You really don't need to be a flora expert. All you need are your eyes and a sense of wonder because the Western Australian wildflowers in spring really are as remarkable and significant as a unique part of Australia as Uluru, the Great Ocean Road or Cradle Mountain. 



* Prior to the arrival of Europeans the district was home to Aboriginal people from the Amangu language group.

* In 1839 the explorer George Grey and his expedition passed through the area and named the Arrowsmith River.

* In 1870 William Horsley Rowland took up a 3,000 acre lease at Eneabba Springs.

* The name Eneabba Spring was recorded by G.M.Nunn, a surveyor, in 1903.

* In the 1950s the Eneabba War Service Land Settlement Project established farms in the area for soldiers returning from World War II.

* The town was gazetted in 1961.

* Mineral sand mining started at Eneabba in 1977.

* Iluka Resources took over sand mining in the area in 1988.

* Iluka Resources closed the Eneabba mine in 2013 due to a collapse in demand for heavy mineral sands. The region still contains large reserves of titanium and zircon.


Visitor Information

There is no visitor information centre at Eneabba. The closest is Three Springs Visitor Centre, Railway Road, tel: (08) 9954 1590.


Useful Websites

There is no dedicated Eneabba website. The local shire - Shire of Carnamah - website has some useful information. Check out http://www.carnamah.wa.gov.au.

Got something to add?

Have we missed something or got a top tip for this town? Have your say below.

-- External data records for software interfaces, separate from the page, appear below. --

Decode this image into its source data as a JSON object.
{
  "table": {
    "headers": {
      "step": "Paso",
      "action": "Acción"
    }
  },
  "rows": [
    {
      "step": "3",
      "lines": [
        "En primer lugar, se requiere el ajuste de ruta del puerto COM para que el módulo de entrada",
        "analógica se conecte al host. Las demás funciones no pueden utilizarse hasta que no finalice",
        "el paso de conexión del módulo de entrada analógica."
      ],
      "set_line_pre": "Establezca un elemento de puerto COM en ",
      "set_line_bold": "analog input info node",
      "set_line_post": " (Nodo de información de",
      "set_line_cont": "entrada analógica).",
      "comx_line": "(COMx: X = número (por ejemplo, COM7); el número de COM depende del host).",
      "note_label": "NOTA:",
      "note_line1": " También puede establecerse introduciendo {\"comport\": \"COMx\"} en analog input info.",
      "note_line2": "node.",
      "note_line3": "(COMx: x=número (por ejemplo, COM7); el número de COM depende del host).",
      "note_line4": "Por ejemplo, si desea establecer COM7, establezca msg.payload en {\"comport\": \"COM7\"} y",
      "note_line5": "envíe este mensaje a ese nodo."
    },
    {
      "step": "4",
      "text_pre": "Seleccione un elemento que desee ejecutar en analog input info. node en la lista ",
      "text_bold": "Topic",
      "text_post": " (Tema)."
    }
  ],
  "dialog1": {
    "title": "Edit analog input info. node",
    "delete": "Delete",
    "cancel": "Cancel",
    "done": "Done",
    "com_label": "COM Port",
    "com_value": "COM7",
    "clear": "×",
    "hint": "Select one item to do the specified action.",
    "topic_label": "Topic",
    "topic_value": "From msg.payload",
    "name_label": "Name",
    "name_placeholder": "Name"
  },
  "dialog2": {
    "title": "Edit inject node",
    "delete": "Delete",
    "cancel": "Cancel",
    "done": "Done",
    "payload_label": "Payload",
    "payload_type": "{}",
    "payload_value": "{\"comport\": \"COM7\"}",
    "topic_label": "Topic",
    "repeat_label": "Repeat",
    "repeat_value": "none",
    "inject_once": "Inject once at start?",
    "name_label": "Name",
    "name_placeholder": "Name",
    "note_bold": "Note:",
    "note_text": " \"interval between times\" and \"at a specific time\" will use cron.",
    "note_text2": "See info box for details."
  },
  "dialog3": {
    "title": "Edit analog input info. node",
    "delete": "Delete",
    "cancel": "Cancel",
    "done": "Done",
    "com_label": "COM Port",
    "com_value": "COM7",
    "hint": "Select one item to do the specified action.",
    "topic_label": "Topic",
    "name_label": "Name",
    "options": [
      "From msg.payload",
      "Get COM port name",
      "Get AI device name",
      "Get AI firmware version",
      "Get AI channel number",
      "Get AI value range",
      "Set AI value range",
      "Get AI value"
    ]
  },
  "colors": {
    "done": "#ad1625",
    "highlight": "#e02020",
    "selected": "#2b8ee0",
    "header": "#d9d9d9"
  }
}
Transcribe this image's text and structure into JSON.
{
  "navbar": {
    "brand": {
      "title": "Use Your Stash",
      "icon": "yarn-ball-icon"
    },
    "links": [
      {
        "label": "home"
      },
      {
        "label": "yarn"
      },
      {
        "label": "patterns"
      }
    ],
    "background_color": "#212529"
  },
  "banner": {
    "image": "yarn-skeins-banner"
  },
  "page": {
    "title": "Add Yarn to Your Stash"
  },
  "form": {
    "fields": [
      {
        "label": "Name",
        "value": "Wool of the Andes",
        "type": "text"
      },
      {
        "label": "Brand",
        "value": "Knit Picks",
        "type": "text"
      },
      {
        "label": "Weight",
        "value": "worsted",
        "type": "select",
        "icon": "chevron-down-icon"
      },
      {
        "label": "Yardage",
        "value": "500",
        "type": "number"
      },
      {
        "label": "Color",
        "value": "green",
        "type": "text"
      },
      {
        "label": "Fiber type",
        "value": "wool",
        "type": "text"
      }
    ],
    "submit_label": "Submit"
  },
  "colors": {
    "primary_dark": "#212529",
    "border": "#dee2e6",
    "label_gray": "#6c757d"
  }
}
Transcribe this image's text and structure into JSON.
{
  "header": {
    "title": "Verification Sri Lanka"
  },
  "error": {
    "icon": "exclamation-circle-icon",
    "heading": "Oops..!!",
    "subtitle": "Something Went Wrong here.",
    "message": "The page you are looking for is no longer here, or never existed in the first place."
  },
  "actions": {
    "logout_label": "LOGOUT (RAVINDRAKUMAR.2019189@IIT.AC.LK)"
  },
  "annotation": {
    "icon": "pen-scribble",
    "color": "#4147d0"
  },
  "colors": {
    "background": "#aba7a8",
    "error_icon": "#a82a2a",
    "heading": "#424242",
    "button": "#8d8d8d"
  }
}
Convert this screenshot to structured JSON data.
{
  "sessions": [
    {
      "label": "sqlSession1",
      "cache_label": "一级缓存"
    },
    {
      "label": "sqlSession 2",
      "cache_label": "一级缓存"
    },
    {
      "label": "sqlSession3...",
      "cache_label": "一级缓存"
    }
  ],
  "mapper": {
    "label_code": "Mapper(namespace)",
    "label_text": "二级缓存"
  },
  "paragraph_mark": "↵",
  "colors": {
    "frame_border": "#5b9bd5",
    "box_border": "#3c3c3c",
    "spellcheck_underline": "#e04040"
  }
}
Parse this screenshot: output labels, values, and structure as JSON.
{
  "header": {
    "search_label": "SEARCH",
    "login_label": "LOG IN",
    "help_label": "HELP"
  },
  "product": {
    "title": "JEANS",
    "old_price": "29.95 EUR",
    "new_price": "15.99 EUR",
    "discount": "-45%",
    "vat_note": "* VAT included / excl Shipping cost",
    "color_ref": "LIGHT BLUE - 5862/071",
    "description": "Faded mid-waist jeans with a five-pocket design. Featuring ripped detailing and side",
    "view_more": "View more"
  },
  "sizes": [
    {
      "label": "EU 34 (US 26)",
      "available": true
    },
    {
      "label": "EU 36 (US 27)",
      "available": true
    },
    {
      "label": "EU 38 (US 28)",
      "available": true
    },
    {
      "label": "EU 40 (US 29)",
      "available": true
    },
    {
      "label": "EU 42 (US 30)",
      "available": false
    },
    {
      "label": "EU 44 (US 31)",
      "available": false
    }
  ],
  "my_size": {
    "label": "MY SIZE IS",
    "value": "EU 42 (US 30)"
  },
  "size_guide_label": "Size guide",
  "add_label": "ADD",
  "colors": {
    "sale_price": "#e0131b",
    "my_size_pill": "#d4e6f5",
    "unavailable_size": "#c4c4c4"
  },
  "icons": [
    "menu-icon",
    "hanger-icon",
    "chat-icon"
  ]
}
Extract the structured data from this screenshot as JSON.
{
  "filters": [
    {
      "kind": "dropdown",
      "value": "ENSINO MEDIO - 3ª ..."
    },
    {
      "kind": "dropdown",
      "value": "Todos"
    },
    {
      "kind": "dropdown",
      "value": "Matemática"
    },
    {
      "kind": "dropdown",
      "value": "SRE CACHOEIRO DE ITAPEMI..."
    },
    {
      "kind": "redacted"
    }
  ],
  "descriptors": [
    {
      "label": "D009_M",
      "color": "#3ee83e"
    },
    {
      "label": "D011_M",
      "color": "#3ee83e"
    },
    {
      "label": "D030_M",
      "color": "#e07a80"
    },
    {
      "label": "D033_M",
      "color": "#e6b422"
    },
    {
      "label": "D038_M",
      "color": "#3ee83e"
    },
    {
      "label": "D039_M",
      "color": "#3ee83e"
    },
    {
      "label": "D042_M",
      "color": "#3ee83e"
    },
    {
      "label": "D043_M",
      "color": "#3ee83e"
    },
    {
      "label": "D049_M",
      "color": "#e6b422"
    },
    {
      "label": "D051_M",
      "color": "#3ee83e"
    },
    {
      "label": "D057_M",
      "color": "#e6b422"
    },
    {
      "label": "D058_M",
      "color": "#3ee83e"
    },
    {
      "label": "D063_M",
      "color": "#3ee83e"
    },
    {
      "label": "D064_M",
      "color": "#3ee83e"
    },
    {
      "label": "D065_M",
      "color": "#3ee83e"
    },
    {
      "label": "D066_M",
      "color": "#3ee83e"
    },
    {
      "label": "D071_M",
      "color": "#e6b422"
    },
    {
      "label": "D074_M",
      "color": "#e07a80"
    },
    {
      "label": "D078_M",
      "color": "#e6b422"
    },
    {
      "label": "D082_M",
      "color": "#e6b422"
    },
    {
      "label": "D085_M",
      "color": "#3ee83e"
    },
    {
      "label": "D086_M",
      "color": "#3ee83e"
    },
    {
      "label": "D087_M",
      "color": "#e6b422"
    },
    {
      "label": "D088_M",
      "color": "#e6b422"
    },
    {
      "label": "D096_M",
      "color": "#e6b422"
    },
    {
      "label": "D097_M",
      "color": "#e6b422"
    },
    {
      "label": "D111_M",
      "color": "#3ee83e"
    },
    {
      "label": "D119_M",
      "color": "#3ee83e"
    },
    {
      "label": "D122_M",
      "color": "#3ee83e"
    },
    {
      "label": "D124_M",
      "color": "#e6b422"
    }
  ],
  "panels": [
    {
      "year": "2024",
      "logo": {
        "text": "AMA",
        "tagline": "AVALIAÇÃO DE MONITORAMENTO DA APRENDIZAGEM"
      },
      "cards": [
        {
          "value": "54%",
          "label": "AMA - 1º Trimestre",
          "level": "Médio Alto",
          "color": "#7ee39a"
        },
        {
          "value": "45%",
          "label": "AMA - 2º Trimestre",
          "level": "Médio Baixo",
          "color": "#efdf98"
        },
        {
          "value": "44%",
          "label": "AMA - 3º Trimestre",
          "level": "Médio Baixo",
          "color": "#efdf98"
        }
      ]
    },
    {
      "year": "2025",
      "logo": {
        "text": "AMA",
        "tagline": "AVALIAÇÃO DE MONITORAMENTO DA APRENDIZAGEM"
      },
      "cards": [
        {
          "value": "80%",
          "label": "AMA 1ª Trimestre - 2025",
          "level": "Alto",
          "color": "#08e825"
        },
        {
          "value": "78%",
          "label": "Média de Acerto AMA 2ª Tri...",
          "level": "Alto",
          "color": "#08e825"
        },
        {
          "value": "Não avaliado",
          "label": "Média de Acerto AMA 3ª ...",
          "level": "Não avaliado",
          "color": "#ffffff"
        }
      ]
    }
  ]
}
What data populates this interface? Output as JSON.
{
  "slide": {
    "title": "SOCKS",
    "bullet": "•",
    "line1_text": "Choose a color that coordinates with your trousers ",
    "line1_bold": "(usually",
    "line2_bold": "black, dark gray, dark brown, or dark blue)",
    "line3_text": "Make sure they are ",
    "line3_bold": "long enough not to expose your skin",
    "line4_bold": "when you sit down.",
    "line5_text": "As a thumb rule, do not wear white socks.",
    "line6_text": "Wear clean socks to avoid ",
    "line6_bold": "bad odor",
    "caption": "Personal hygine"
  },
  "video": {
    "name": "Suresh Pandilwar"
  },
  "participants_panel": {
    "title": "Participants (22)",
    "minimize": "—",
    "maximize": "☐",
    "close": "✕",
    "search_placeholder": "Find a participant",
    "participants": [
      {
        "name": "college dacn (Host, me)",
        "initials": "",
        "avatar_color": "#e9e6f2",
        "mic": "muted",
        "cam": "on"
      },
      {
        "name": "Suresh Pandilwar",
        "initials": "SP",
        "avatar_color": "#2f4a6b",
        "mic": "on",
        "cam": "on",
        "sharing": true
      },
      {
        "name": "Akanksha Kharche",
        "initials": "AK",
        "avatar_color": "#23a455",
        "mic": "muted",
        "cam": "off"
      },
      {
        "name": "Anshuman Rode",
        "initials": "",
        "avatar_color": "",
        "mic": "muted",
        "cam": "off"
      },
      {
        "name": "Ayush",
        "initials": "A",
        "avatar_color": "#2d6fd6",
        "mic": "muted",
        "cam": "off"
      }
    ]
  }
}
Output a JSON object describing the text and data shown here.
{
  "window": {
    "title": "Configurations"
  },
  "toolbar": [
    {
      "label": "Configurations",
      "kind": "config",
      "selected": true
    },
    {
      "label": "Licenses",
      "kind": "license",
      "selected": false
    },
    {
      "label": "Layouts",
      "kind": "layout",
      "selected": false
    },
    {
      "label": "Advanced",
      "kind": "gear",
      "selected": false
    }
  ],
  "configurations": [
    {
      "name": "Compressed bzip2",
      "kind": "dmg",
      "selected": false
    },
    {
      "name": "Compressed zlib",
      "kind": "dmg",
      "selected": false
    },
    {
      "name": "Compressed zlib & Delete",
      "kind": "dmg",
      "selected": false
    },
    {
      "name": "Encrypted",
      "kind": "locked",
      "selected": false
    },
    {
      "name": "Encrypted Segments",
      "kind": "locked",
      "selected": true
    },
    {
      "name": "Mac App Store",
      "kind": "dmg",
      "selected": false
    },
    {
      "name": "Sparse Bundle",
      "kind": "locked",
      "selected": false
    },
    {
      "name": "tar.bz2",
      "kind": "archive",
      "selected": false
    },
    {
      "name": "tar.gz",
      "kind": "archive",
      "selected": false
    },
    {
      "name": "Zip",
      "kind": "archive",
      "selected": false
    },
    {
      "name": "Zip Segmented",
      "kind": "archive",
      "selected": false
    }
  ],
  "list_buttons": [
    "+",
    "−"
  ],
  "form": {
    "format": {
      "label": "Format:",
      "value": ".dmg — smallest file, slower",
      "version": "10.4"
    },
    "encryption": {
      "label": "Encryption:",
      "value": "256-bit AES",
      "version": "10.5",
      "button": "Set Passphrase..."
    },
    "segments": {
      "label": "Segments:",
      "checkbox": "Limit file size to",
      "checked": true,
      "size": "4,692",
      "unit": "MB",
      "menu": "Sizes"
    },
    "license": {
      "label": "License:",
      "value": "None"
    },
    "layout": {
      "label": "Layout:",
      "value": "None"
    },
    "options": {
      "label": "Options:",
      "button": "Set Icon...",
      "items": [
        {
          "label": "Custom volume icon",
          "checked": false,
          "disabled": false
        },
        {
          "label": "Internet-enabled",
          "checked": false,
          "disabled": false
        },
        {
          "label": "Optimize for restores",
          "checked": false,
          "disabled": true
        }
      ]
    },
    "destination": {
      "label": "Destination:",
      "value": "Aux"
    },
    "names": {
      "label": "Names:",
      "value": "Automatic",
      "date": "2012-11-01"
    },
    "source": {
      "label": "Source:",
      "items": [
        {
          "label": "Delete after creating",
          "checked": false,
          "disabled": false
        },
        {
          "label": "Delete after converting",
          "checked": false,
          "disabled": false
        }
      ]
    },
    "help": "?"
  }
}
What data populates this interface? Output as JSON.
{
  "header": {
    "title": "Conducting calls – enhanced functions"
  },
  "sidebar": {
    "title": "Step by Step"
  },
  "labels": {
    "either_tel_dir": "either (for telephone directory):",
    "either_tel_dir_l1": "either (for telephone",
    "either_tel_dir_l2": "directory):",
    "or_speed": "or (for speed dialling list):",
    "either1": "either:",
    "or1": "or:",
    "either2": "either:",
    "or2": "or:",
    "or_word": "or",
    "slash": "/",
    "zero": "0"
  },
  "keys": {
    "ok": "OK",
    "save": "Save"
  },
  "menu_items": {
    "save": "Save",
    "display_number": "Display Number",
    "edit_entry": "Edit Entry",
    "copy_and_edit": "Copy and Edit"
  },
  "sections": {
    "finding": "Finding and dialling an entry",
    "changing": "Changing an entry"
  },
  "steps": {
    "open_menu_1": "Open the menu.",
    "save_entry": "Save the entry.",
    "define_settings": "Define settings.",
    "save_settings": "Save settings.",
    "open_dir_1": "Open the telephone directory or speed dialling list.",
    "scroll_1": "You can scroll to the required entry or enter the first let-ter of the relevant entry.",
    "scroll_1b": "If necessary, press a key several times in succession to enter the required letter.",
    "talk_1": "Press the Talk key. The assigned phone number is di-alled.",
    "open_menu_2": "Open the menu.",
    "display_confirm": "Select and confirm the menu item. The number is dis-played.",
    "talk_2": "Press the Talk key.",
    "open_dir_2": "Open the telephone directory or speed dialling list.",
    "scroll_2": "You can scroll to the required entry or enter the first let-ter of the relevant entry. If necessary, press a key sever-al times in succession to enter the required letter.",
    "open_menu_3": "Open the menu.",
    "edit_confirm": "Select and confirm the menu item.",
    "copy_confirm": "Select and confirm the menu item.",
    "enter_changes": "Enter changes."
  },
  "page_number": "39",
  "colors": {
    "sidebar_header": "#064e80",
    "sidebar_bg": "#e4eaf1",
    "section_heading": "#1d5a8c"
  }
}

3 suggestions
  • Sad to see the Black and green kangaroos paws are hard to find now since a lot of land has been developed

    Mary ( Campbell) McNeill.
  • Mining commenced early 1970’s, 2 Mineral Sands operations, Jennings Mining east of the town, Allied Eneabba to the south. Both well established when I started at Jennings on October 21st 1974. Allied Eneabba taken over by AMC, possibly 1977. Jennings ceased operations December 1979. AMC later became Iluka.

    Alan Meldrum
  • How about a history of the War Service Land Settlement Scheme in the area, and the people who bought their farms? A friend’s family (Wallworks) bought one around 1961-2 from, I think, the Lovegroves after the father died in a tractor rollover, and I visited often in the school holidays. Only deep sandy roads then, and you needed a good vehicle.

    Phil Davenport